*Activity*: Once you have read the records below, restate them word for word.

-- Data extract follows --

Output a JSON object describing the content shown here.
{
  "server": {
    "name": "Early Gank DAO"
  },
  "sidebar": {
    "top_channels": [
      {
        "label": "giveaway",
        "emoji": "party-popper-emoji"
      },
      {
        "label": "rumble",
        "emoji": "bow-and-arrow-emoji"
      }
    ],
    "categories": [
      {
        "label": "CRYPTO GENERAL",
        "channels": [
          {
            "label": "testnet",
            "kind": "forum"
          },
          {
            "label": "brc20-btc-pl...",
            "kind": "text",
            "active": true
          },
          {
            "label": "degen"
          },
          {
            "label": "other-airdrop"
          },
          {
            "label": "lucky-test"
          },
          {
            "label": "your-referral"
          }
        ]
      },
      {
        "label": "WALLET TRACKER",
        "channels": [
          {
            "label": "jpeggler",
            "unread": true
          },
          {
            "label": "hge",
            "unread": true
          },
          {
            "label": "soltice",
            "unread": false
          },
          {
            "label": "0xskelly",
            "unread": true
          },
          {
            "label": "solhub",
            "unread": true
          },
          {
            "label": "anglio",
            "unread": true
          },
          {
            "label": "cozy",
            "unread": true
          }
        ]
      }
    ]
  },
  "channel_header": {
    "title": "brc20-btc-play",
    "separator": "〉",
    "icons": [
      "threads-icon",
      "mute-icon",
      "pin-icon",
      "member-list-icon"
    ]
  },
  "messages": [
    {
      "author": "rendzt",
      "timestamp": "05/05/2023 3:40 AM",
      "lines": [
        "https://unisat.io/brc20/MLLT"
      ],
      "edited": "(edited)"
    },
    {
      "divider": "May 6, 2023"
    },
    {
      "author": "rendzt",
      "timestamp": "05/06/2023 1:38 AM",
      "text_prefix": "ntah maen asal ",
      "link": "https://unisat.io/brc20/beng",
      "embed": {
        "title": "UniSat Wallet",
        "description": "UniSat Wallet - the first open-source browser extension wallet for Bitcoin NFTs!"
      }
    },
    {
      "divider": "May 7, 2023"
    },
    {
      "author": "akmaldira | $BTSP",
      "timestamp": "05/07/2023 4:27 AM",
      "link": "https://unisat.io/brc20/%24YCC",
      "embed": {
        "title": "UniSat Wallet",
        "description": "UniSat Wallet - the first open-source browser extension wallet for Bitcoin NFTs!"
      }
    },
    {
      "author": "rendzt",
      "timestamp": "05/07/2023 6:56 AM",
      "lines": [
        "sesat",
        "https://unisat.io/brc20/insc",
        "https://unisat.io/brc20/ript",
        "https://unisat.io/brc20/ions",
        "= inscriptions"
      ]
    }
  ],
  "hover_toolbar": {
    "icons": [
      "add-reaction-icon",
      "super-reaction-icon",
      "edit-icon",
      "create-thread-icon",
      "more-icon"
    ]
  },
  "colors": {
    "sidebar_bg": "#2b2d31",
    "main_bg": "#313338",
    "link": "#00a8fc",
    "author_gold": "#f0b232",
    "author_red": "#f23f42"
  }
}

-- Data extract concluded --

*Answer to this task*:
Output a JSON object describing the content shown here.
{
  "server": {
    "name": "Early Gank DAO"
  },
  "sidebar": {
    "top_channels": [
      {
        "label": "giveaway",
        "emoji": "party-popper-emoji"
      },
      {
        "label": "rumble",
        "emoji": "bow-and-arrow-emoji"
      }
    ],
    "categories": [
      {
        "label": "CRYPTO GENERAL",
        "channels": [
          {
            "label": "testnet",
            "kind": "forum"
          },
          {
            "label": "brc20-btc-pl...",
            "kind": "text",
            "active": true
          },
          {
            "label": "degen"
          },
          {
            "label": "other-airdrop"
          },
          {
            "label": "lucky-test"
          },
          {
            "label": "your-referral"
          }
        ]
      },
      {
        "label": "WALLET TRACKER",
        "channels": [
          {
            "label": "jpeggler",
            "unread": true
          },
          {
            "label": "hge",
            "unread": true
          },
          {
            "label": "soltice",
            "unread": false
          },
          {
            "label": "0xskelly",
            "unread": true
          },
          {
            "label": "solhub",
            "unread": true
          },
          {
            "label": "anglio",
            "unread": true
          },
          {
            "label": "cozy",
            "unread": true
          }
        ]
      }
    ]
  },
  "channel_header": {
    "title": "brc20-btc-play",
    "separator": "〉",
    "icons": [
      "threads-icon",
      "mute-icon",
      "pin-icon",
      "member-list-icon"
    ]
  },
  "messages": [
    {
      "author": "rendzt",
      "timestamp": "05/05/2023 3:40 AM",
      "lines": [
        "https://unisat.io/brc20/MLLT"
      ],
      "edited": "(edited)"
    },
    {
      "divider": "May 6, 2023"
    },
    {
      "author": "rendzt",
      "timestamp": "05/06/2023 1:38 AM",
      "text_prefix": "ntah maen asal ",
      "link": "https://unisat.io/brc20/beng",
      "embed": {
        "title": "UniSat Wallet",
        "description": "UniSat Wallet - the first open-source browser extension wallet for Bitcoin NFTs!"
      }
    },
    {
      "divider": "May 7, 2023"
    },
    {
      "author": "akmaldira | $BTSP",
      "timestamp": "05/07/2023 4:27 AM",
      "link": "https://unisat.io/brc20/%24YCC",
      "embed": {
        "title": "UniSat Wallet",
        "description": "UniSat Wallet - the first open-source browser extension wallet for Bitcoin NFTs!"
      }
    },
    {
      "author": "rendzt",
      "timestamp": "05/07/2023 6:56 AM",
      "lines": [
        "sesat",
        "https://unisat.io/brc20/insc",
        "https://unisat.io/brc20/ript",
        "https://unisat.io/brc20/ions",
        "= inscriptions"
      ]
    }
  ],
  "hover_toolbar": {
    "icons": [
      "add-reaction-icon",
      "super-reaction-icon",
      "edit-icon",
      "create-thread-icon",
      "more-icon"
    ]
  },
  "colors": {
    "sidebar_bg": "#2b2d31",
    "main_bg": "#313338",
    "link": "#00a8fc",
    "author_gold": "#f0b232",
    "author_red": "#f23f42"
  }
}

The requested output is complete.